PROBLEM TO SOLVE:
Scan the entries for the string "this" and give the number of lines that have it, nothing further.

[Dataset rows describing interfaces]
________

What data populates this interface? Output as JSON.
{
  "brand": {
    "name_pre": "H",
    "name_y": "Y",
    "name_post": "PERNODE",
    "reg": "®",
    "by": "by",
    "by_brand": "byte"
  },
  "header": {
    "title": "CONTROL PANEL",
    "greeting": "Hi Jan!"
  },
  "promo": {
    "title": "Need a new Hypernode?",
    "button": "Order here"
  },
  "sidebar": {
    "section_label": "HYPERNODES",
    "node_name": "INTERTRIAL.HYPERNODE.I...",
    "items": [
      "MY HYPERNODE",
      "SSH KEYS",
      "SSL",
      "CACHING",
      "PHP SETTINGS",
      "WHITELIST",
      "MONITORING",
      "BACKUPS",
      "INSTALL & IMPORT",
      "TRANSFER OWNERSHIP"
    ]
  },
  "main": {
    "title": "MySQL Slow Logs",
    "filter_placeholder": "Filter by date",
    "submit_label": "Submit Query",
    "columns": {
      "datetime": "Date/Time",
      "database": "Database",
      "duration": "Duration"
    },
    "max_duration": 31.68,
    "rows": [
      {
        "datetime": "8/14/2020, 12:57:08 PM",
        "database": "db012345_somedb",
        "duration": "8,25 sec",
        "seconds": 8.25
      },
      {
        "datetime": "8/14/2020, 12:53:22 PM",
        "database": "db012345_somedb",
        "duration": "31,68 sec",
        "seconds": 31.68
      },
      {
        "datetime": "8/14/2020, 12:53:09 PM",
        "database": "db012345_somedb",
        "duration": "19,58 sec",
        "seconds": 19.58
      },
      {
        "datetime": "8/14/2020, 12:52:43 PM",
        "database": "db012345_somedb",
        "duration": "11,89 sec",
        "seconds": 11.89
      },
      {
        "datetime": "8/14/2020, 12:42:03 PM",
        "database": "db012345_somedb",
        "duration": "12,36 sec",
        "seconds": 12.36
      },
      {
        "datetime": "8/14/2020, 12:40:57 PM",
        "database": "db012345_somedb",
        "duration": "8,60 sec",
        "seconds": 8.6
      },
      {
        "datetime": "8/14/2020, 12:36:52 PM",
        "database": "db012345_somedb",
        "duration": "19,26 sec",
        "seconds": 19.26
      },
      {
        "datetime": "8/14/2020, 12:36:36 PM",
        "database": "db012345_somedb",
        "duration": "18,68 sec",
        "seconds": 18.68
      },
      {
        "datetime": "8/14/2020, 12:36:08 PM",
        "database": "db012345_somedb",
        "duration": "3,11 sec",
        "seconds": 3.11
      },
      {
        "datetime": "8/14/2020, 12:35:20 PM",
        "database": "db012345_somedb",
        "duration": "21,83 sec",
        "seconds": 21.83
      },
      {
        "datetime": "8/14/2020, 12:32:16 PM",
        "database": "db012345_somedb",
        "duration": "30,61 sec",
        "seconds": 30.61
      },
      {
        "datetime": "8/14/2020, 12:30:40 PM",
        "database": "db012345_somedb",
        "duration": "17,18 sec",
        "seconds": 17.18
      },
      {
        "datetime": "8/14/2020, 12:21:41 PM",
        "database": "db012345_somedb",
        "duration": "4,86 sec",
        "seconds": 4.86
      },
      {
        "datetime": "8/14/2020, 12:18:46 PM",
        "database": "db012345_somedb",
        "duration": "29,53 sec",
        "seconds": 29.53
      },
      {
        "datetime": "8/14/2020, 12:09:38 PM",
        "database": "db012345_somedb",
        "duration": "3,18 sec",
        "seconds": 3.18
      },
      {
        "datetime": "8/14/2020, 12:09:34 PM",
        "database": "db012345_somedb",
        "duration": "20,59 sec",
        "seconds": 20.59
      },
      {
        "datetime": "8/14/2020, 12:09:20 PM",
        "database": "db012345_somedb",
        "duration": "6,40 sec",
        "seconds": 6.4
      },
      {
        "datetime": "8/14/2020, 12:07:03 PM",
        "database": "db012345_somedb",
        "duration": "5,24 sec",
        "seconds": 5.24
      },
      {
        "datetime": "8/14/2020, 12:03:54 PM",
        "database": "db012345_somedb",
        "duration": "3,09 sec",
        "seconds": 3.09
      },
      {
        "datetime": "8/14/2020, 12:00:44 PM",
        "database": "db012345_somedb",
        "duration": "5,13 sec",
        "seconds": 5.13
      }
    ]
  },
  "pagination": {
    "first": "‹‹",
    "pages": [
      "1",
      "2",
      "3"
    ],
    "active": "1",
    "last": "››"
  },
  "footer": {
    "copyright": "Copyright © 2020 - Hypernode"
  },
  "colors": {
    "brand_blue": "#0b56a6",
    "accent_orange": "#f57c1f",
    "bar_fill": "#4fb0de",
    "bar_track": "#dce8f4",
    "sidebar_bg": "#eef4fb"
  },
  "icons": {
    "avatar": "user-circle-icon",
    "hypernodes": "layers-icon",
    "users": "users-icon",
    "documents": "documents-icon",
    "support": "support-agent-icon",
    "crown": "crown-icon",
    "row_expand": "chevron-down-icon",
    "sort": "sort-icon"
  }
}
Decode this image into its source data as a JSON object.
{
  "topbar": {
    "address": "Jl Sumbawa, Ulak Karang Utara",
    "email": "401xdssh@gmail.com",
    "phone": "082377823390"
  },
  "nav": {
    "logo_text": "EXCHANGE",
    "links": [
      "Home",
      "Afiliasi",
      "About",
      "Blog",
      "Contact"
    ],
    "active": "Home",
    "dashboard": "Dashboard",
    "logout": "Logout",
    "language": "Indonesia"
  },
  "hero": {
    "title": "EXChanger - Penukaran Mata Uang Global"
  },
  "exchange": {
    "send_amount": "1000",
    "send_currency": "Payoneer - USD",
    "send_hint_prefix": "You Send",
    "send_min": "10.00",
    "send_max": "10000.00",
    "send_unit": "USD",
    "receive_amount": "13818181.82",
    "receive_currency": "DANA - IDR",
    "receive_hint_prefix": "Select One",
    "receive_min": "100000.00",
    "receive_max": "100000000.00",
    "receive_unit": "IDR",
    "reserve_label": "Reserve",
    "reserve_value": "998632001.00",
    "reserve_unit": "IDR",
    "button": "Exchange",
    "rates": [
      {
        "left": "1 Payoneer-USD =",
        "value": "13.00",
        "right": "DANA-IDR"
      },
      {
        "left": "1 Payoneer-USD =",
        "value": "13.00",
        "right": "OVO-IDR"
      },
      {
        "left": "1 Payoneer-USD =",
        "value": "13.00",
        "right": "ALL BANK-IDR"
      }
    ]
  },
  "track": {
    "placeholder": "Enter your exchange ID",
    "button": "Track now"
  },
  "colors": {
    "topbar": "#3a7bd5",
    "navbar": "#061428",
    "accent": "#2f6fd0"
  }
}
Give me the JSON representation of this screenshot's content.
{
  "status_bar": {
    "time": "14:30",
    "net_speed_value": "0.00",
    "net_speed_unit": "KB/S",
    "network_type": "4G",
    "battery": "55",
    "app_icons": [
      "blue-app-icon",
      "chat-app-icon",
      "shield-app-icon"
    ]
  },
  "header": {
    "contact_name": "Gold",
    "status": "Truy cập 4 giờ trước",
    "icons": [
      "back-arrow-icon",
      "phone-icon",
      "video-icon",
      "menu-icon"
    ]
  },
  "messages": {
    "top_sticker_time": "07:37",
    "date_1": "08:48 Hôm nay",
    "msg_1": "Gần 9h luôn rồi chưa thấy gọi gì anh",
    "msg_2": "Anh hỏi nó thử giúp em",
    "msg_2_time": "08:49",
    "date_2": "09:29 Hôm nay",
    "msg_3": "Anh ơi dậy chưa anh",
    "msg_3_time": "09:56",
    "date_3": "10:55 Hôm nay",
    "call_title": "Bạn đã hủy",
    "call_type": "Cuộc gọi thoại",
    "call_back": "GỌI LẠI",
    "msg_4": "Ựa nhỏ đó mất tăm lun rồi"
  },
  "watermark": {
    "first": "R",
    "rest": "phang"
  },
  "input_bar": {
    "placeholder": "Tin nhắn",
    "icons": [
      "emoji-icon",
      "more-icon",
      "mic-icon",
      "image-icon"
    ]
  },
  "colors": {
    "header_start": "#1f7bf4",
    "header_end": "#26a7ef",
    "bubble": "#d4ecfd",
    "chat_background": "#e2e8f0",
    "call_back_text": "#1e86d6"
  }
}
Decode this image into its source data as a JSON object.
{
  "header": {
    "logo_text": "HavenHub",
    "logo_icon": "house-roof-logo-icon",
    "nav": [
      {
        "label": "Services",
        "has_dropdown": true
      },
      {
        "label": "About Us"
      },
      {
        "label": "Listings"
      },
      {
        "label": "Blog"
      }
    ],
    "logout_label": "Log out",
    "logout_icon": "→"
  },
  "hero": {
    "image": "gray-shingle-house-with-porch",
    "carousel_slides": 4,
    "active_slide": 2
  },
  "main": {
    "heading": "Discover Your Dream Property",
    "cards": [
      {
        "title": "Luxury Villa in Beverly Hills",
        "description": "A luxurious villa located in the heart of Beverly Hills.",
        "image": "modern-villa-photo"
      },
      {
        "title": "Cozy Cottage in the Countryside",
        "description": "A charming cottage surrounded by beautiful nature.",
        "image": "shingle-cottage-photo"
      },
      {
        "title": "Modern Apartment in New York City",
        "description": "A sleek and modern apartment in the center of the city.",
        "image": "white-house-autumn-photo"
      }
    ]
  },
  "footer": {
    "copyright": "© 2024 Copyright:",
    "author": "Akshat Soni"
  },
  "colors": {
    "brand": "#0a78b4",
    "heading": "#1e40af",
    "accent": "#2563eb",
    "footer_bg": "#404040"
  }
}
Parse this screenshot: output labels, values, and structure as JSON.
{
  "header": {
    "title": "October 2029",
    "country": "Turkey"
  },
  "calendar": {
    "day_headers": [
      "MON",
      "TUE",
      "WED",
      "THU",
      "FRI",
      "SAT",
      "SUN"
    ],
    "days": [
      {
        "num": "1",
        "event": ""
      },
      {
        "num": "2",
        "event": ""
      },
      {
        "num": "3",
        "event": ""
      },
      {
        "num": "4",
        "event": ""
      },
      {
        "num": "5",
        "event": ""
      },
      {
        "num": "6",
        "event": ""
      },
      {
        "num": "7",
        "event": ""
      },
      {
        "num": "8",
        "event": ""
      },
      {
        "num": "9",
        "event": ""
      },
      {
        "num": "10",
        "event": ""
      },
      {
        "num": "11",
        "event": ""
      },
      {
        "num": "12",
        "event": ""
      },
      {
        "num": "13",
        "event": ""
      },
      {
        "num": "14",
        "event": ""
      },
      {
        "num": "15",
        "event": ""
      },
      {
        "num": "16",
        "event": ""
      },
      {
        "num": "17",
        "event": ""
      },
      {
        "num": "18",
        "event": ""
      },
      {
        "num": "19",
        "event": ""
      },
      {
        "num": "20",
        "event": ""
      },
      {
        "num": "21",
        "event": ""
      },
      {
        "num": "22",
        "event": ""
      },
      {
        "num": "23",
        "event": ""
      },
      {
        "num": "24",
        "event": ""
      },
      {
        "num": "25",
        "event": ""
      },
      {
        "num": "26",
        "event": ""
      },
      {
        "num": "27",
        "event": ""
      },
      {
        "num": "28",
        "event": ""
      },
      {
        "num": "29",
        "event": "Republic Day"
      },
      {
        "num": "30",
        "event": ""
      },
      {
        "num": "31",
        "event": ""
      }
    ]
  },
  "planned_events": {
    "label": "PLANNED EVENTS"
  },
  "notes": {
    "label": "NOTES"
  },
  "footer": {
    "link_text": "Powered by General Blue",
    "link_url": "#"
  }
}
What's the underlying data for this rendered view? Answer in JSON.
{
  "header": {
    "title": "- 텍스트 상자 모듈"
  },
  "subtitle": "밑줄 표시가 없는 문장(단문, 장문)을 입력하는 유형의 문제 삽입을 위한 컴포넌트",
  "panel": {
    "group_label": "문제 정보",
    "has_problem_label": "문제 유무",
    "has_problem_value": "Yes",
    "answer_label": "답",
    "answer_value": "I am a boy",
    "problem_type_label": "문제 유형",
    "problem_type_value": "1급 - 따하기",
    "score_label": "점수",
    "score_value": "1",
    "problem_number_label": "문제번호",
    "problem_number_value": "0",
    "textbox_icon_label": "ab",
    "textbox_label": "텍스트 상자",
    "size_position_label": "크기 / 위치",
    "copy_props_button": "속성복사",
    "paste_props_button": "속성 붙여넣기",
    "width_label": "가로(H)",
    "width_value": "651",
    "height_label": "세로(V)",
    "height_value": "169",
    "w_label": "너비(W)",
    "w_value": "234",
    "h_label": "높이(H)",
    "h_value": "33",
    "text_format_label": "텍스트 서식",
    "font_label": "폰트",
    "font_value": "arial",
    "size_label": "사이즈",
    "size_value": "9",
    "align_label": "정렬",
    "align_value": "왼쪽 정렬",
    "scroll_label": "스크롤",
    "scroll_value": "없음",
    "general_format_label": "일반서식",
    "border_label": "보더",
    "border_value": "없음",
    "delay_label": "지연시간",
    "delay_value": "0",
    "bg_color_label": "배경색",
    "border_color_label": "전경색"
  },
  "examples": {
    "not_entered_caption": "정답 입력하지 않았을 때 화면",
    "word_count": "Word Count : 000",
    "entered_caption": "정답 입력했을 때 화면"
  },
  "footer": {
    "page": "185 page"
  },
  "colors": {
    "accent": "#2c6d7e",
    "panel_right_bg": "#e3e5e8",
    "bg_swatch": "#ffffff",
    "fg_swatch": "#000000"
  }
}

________

RESPONSE AREA:
6